Among the lines of the material below, count those holding "value". Report the number by itself.

— GIVEN INFORMATION —
:::

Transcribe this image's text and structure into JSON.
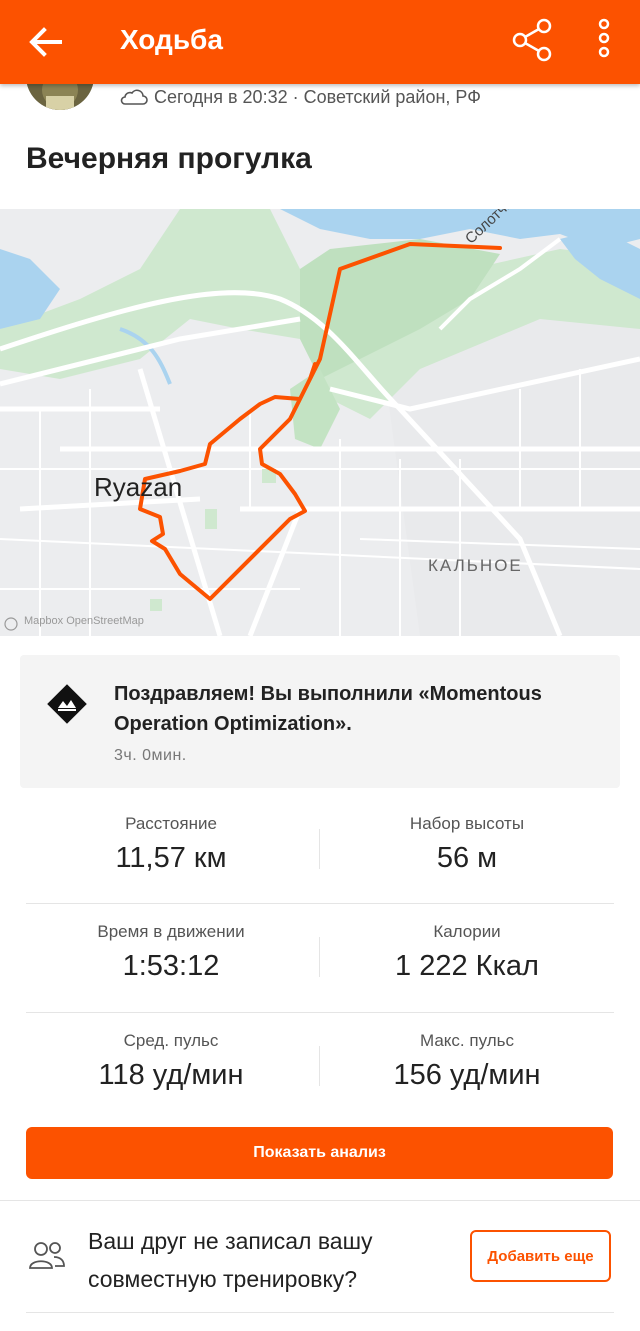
{
  "header": {
    "title": "Ходьба",
    "back_icon": "arrow-left-icon",
    "share_icon": "share-icon",
    "more_icon": "more-vertical-icon"
  },
  "activity": {
    "meta": "Сегодня в 20:32 · Советский район, РФ",
    "weather_icon": "cloud-icon",
    "name": "Вечерняя прогулка"
  },
  "map": {
    "city_label": "Ryazan",
    "district_label": "КАЛЬНОЕ",
    "road_label": "Солотчинское шо",
    "attribution": "Mapbox   OpenStreetMap",
    "route_color": "#fc5200"
  },
  "achievement": {
    "text": "Поздравляем! Вы выполнили «Momentous Operation Optimization».",
    "time": "3ч. 0мин.",
    "icon": "challenge-badge-icon"
  },
  "stats": [
    {
      "label": "Расстояние",
      "value": "11,57 км"
    },
    {
      "label": "Набор высоты",
      "value": "56 м"
    },
    {
      "label": "Время в движении",
      "value": "1:53:12"
    },
    {
      "label": "Калории",
      "value": "1 222 Ккал"
    },
    {
      "label": "Сред. пульс",
      "value": "118 уд/мин"
    },
    {
      "label": "Макс. пульс",
      "value": "156 уд/мин"
    }
  ],
  "analysis_button": "Показать анализ",
  "friend": {
    "icon": "people-icon",
    "text": "Ваш друг не записал вашу совместную тренировку?",
    "add_button": "Добавить еще"
  },
  "colors": {
    "brand": "#fc5200"
  }
}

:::

— OUTPUT OF THE TASK —
6